• [WHAT IS BEING ASKED]: The answer must be an exact copy of the entries below, with no images in it.

• [SUPPLIED RECORDS]:
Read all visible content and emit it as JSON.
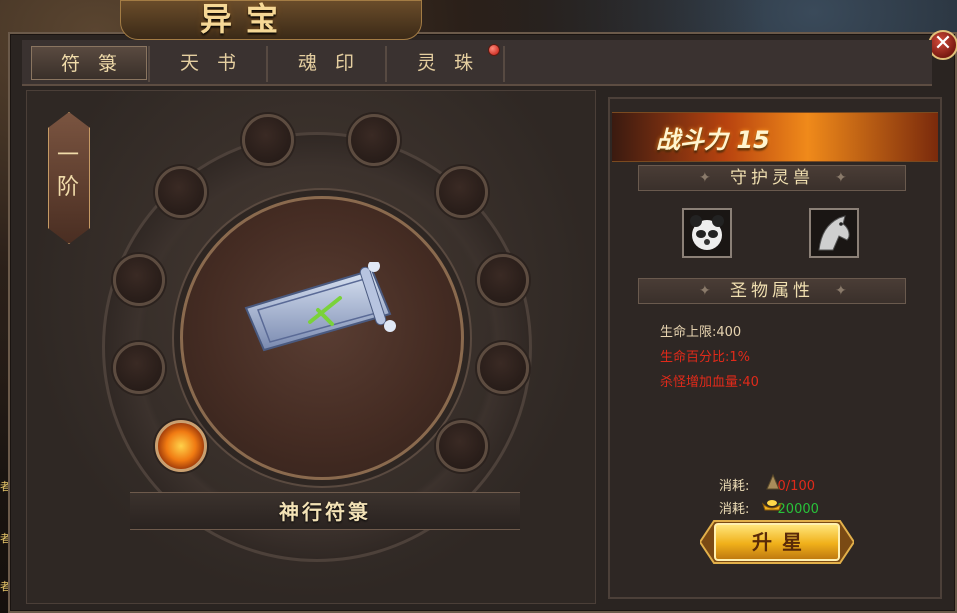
{
  "window": {
    "title": "异宝",
    "close_label": "✕"
  },
  "tabs": [
    {
      "label": "符箓",
      "active": true
    },
    {
      "label": "天书",
      "active": false
    },
    {
      "label": "魂印",
      "active": false
    },
    {
      "label": "灵珠",
      "active": false,
      "has_notification": true
    }
  ],
  "left_snippets": [
    "者",
    "者",
    "者"
  ],
  "artifact": {
    "rank": "一阶",
    "name": "神行符箓",
    "slots_total": 10,
    "slots_filled": 1
  },
  "right_panel": {
    "power_label": "战斗力",
    "power_value": "15",
    "guardian_section": "守护灵兽",
    "beasts": [
      {
        "icon": "panda-beast-icon"
      },
      {
        "icon": "horse-beast-icon"
      }
    ],
    "attr_section": "圣物属性",
    "attributes": [
      {
        "text": "生命上限:400",
        "color": "#e6d3b0"
      },
      {
        "text": "生命百分比:1%",
        "color": "#e02a1a"
      },
      {
        "text": "杀怪增加血量:40",
        "color": "#e02a1a"
      }
    ],
    "costs": [
      {
        "label": "消耗:",
        "icon": "material-icon",
        "value": "0/100",
        "color": "#e02a1a"
      },
      {
        "label": "消耗:",
        "icon": "gold-ingot-icon",
        "value": "20000",
        "color": "#28c23a"
      }
    ],
    "upgrade_label": "升星"
  }
}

• [RESULT FOR THIS TASK]:
Read all visible content and emit it as JSON.
{
  "window": {
    "title": "异宝",
    "close_label": "✕"
  },
  "tabs": [
    {
      "label": "符箓",
      "active": true
    },
    {
      "label": "天书",
      "active": false
    },
    {
      "label": "魂印",
      "active": false
    },
    {
      "label": "灵珠",
      "active": false,
      "has_notification": true
    }
  ],
  "left_snippets": [
    "者",
    "者",
    "者"
  ],
  "artifact": {
    "rank": "一阶",
    "name": "神行符箓",
    "slots_total": 10,
    "slots_filled": 1
  },
  "right_panel": {
    "power_label": "战斗力",
    "power_value": "15",
    "guardian_section": "守护灵兽",
    "beasts": [
      {
        "icon": "panda-beast-icon"
      },
      {
        "icon": "horse-beast-icon"
      }
    ],
    "attr_section": "圣物属性",
    "attributes": [
      {
        "text": "生命上限:400",
        "color": "#e6d3b0"
      },
      {
        "text": "生命百分比:1%",
        "color": "#e02a1a"
      },
      {
        "text": "杀怪增加血量:40",
        "color": "#e02a1a"
      }
    ],
    "costs": [
      {
        "label": "消耗:",
        "icon": "material-icon",
        "value": "0/100",
        "color": "#e02a1a"
      },
      {
        "label": "消耗:",
        "icon": "gold-ingot-icon",
        "value": "20000",
        "color": "#28c23a"
      }
    ],
    "upgrade_label": "升星"
  }
}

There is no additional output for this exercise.